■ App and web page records
──────────
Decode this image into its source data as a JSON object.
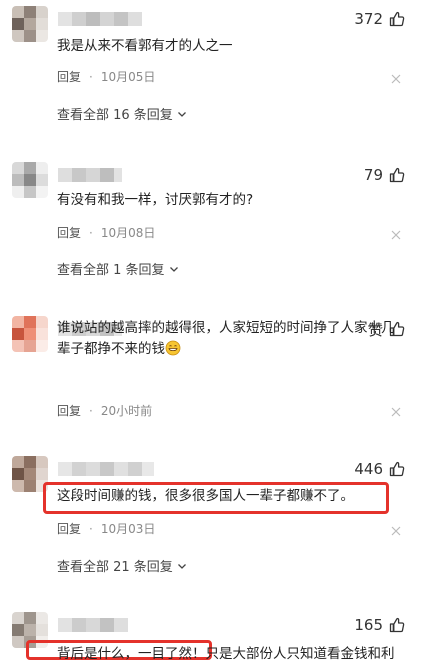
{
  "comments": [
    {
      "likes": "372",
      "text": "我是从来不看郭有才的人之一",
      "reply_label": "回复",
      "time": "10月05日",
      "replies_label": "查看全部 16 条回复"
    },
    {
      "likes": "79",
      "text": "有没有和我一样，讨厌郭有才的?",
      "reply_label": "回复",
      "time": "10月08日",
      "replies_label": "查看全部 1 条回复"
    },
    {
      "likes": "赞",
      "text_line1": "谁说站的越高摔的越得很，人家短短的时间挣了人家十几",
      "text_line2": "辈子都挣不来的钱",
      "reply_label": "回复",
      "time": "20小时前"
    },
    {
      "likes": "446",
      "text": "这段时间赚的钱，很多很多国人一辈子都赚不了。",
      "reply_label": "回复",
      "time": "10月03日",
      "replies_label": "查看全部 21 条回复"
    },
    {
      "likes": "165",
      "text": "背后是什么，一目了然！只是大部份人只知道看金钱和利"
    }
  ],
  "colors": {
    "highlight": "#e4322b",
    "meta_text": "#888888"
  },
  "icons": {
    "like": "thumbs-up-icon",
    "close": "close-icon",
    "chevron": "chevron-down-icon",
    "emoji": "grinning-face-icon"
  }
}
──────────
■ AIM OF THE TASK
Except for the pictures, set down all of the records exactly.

■ RESPONSE TO THE EXERCISE
Decode this image into its source data as a JSON object.
{
  "comments": [
    {
      "likes": "372",
      "text": "我是从来不看郭有才的人之一",
      "reply_label": "回复",
      "time": "10月05日",
      "replies_label": "查看全部 16 条回复"
    },
    {
      "likes": "79",
      "text": "有没有和我一样，讨厌郭有才的?",
      "reply_label": "回复",
      "time": "10月08日",
      "replies_label": "查看全部 1 条回复"
    },
    {
      "likes": "赞",
      "text_line1": "谁说站的越高摔的越得很，人家短短的时间挣了人家十几",
      "text_line2": "辈子都挣不来的钱",
      "reply_label": "回复",
      "time": "20小时前"
    },
    {
      "likes": "446",
      "text": "这段时间赚的钱，很多很多国人一辈子都赚不了。",
      "reply_label": "回复",
      "time": "10月03日",
      "replies_label": "查看全部 21 条回复"
    },
    {
      "likes": "165",
      "text": "背后是什么，一目了然！只是大部份人只知道看金钱和利"
    }
  ],
  "colors": {
    "highlight": "#e4322b",
    "meta_text": "#888888"
  },
  "icons": {
    "like": "thumbs-up-icon",
    "close": "close-icon",
    "chevron": "chevron-down-icon",
    "emoji": "grinning-face-icon"
  }
}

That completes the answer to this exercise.